(Beginning of Supplied records)
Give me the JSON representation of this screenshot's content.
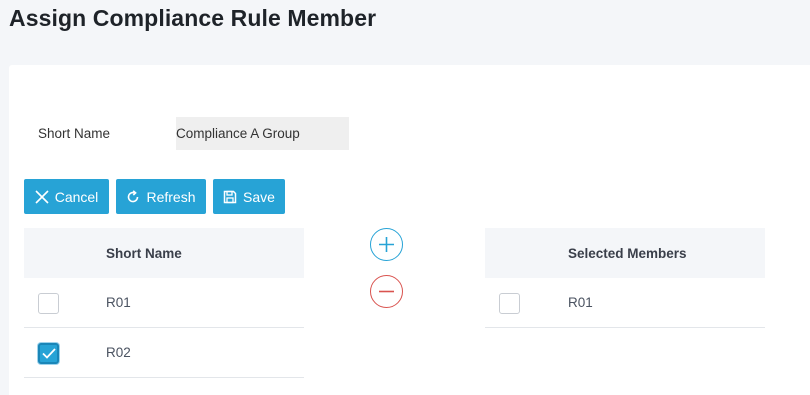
{
  "page": {
    "title": "Assign Compliance Rule Member"
  },
  "form": {
    "short_name_label": "Short Name",
    "short_name_value": "Compliance A Group"
  },
  "toolbar": {
    "cancel_label": "Cancel",
    "refresh_label": "Refresh",
    "save_label": "Save"
  },
  "available": {
    "header": "Short Name",
    "rows": [
      {
        "label": "R01",
        "checked": false
      },
      {
        "label": "R02",
        "checked": true
      }
    ]
  },
  "selected": {
    "header": "Selected Members",
    "rows": [
      {
        "label": "R01",
        "checked": false
      }
    ]
  },
  "icons": {
    "cancel": "close-icon",
    "refresh": "refresh-icon",
    "save": "floppy-disk-icon",
    "add": "plus-circle-icon",
    "remove": "minus-circle-icon",
    "check": "checkmark-icon"
  },
  "colors": {
    "accent": "#27a3d6",
    "danger": "#d9534f",
    "background": "#f4f6f9"
  }
}
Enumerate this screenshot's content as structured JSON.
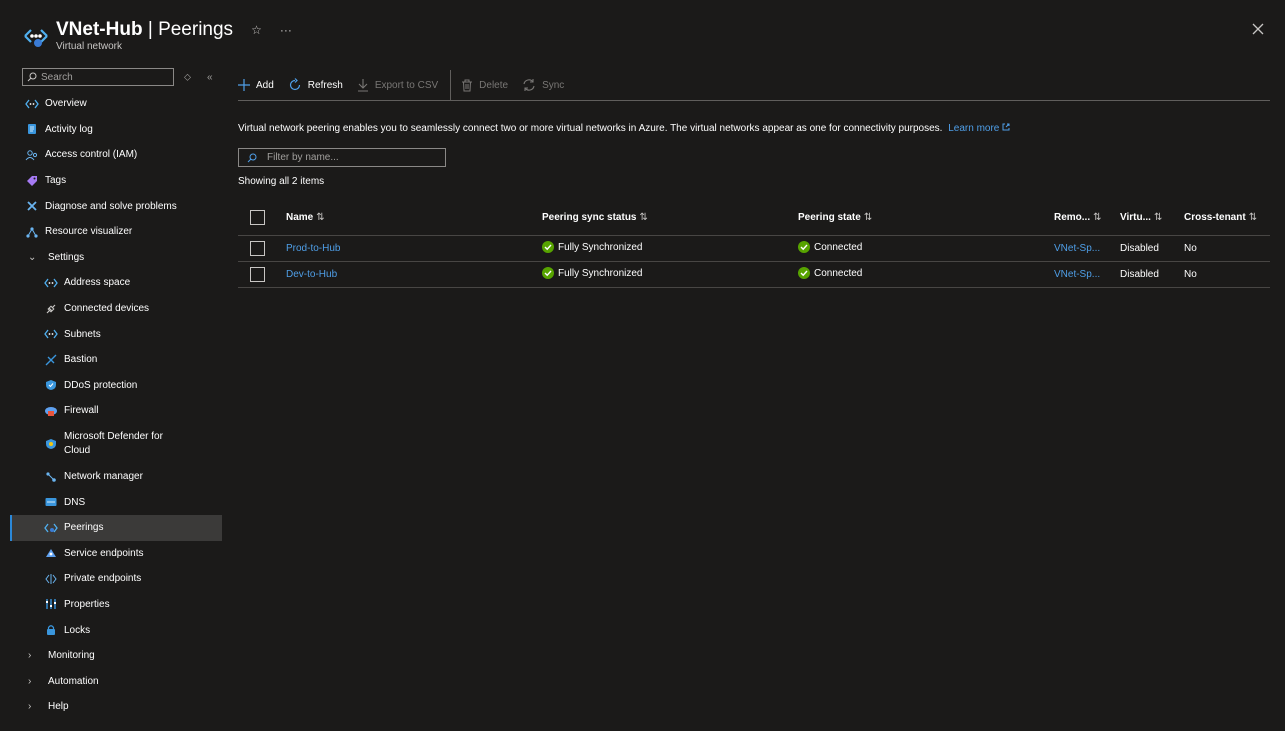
{
  "header": {
    "resource": "VNet-Hub",
    "separator": " | ",
    "blade": "Peerings",
    "subtitle": "Virtual network"
  },
  "sidebar": {
    "search_placeholder": "Search",
    "items": [
      {
        "label": "Overview",
        "icon": "vnet-icon"
      },
      {
        "label": "Activity log",
        "icon": "activity-log-icon"
      },
      {
        "label": "Access control (IAM)",
        "icon": "iam-icon"
      },
      {
        "label": "Tags",
        "icon": "tag-icon"
      },
      {
        "label": "Diagnose and solve problems",
        "icon": "wrench-icon"
      },
      {
        "label": "Resource visualizer",
        "icon": "visualizer-icon"
      },
      {
        "label": "Settings",
        "icon": "chevron-down-icon"
      },
      {
        "label": "Address space",
        "icon": "vnet-icon"
      },
      {
        "label": "Connected devices",
        "icon": "plug-icon"
      },
      {
        "label": "Subnets",
        "icon": "vnet-icon"
      },
      {
        "label": "Bastion",
        "icon": "bastion-icon"
      },
      {
        "label": "DDoS protection",
        "icon": "shield-icon"
      },
      {
        "label": "Firewall",
        "icon": "firewall-icon"
      },
      {
        "label": "Microsoft Defender for Cloud",
        "icon": "defender-icon"
      },
      {
        "label": "Network manager",
        "icon": "network-manager-icon"
      },
      {
        "label": "DNS",
        "icon": "dns-icon"
      },
      {
        "label": "Peerings",
        "icon": "peerings-icon"
      },
      {
        "label": "Service endpoints",
        "icon": "service-endpoints-icon"
      },
      {
        "label": "Private endpoints",
        "icon": "private-endpoints-icon"
      },
      {
        "label": "Properties",
        "icon": "properties-icon"
      },
      {
        "label": "Locks",
        "icon": "lock-icon"
      },
      {
        "label": "Monitoring",
        "icon": "chevron-right-icon"
      },
      {
        "label": "Automation",
        "icon": "chevron-right-icon"
      },
      {
        "label": "Help",
        "icon": "chevron-right-icon"
      }
    ]
  },
  "toolbar": {
    "add": "Add",
    "refresh": "Refresh",
    "export": "Export to CSV",
    "delete": "Delete",
    "sync": "Sync"
  },
  "info": {
    "text": "Virtual network peering enables you to seamlessly connect two or more virtual networks in Azure. The virtual networks appear as one for connectivity purposes.",
    "link": "Learn more"
  },
  "filter_placeholder": "Filter by name...",
  "count_text": "Showing all 2 items",
  "table": {
    "columns": [
      "Name",
      "Peering sync status",
      "Peering state",
      "Remo...",
      "Virtu...",
      "Cross-tenant"
    ],
    "rows": [
      {
        "name": "Prod-to-Hub",
        "sync": "Fully Synchronized",
        "state": "Connected",
        "remote": "VNet-Sp...",
        "virtual": "Disabled",
        "cross": "No"
      },
      {
        "name": "Dev-to-Hub",
        "sync": "Fully Synchronized",
        "state": "Connected",
        "remote": "VNet-Sp...",
        "virtual": "Disabled",
        "cross": "No"
      }
    ]
  },
  "colors": {
    "background": "#1b1a19",
    "accent": "#2b88d8",
    "link": "#4f9fe8",
    "success": "#57a300"
  }
}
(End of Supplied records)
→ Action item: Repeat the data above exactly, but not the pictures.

→ Solution to the problem:
Give me the JSON representation of this screenshot's content.
{
  "page": {
    "title": "Assign Compliance Rule Member"
  },
  "form": {
    "short_name_label": "Short Name",
    "short_name_value": "Compliance A Group"
  },
  "toolbar": {
    "cancel_label": "Cancel",
    "refresh_label": "Refresh",
    "save_label": "Save"
  },
  "available": {
    "header": "Short Name",
    "rows": [
      {
        "label": "R01",
        "checked": false
      },
      {
        "label": "R02",
        "checked": true
      }
    ]
  },
  "selected": {
    "header": "Selected Members",
    "rows": [
      {
        "label": "R01",
        "checked": false
      }
    ]
  },
  "icons": {
    "cancel": "close-icon",
    "refresh": "refresh-icon",
    "save": "floppy-disk-icon",
    "add": "plus-circle-icon",
    "remove": "minus-circle-icon",
    "check": "checkmark-icon"
  },
  "colors": {
    "accent": "#27a3d6",
    "danger": "#d9534f",
    "background": "#f4f6f9"
  }
}
Enumerate this screenshot's content as structured JSON.
{
  "header": {
    "resource": "VNet-Hub",
    "separator": " | ",
    "blade": "Peerings",
    "subtitle": "Virtual network"
  },
  "sidebar": {
    "search_placeholder": "Search",
    "items": [
      {
        "label": "Overview",
        "icon": "vnet-icon"
      },
      {
        "label": "Activity log",
        "icon": "activity-log-icon"
      },
      {
        "label": "Access control (IAM)",
        "icon": "iam-icon"
      },
      {
        "label": "Tags",
        "icon": "tag-icon"
      },
      {
        "label": "Diagnose and solve problems",
        "icon": "wrench-icon"
      },
      {
        "label": "Resource visualizer",
        "icon": "visualizer-icon"
      },
      {
        "label": "Settings",
        "icon": "chevron-down-icon"
      },
      {
        "label": "Address space",
        "icon": "vnet-icon"
      },
      {
        "label": "Connected devices",
        "icon": "plug-icon"
      },
      {
        "label": "Subnets",
        "icon": "vnet-icon"
      },
      {
        "label": "Bastion",
        "icon": "bastion-icon"
      },
      {
        "label": "DDoS protection",
        "icon": "shield-icon"
      },
      {
        "label": "Firewall",
        "icon": "firewall-icon"
      },
      {
        "label": "Microsoft Defender for Cloud",
        "icon": "defender-icon"
      },
      {
        "label": "Network manager",
        "icon": "network-manager-icon"
      },
      {
        "label": "DNS",
        "icon": "dns-icon"
      },
      {
        "label": "Peerings",
        "icon": "peerings-icon"
      },
      {
        "label": "Service endpoints",
        "icon": "service-endpoints-icon"
      },
      {
        "label": "Private endpoints",
        "icon": "private-endpoints-icon"
      },
      {
        "label": "Properties",
        "icon": "properties-icon"
      },
      {
        "label": "Locks",
        "icon": "lock-icon"
      },
      {
        "label": "Monitoring",
        "icon": "chevron-right-icon"
      },
      {
        "label": "Automation",
        "icon": "chevron-right-icon"
      },
      {
        "label": "Help",
        "icon": "chevron-right-icon"
      }
    ]
  },
  "toolbar": {
    "add": "Add",
    "refresh": "Refresh",
    "export": "Export to CSV",
    "delete": "Delete",
    "sync": "Sync"
  },
  "info": {
    "text": "Virtual network peering enables you to seamlessly connect two or more virtual networks in Azure. The virtual networks appear as one for connectivity purposes.",
    "link": "Learn more"
  },
  "filter_placeholder": "Filter by name...",
  "count_text": "Showing all 2 items",
  "table": {
    "columns": [
      "Name",
      "Peering sync status",
      "Peering state",
      "Remo...",
      "Virtu...",
      "Cross-tenant"
    ],
    "rows": [
      {
        "name": "Prod-to-Hub",
        "sync": "Fully Synchronized",
        "state": "Connected",
        "remote": "VNet-Sp...",
        "virtual": "Disabled",
        "cross": "No"
      },
      {
        "name": "Dev-to-Hub",
        "sync": "Fully Synchronized",
        "state": "Connected",
        "remote": "VNet-Sp...",
        "virtual": "Disabled",
        "cross": "No"
      }
    ]
  },
  "colors": {
    "background": "#1b1a19",
    "accent": "#2b88d8",
    "link": "#4f9fe8",
    "success": "#57a300"
  }
}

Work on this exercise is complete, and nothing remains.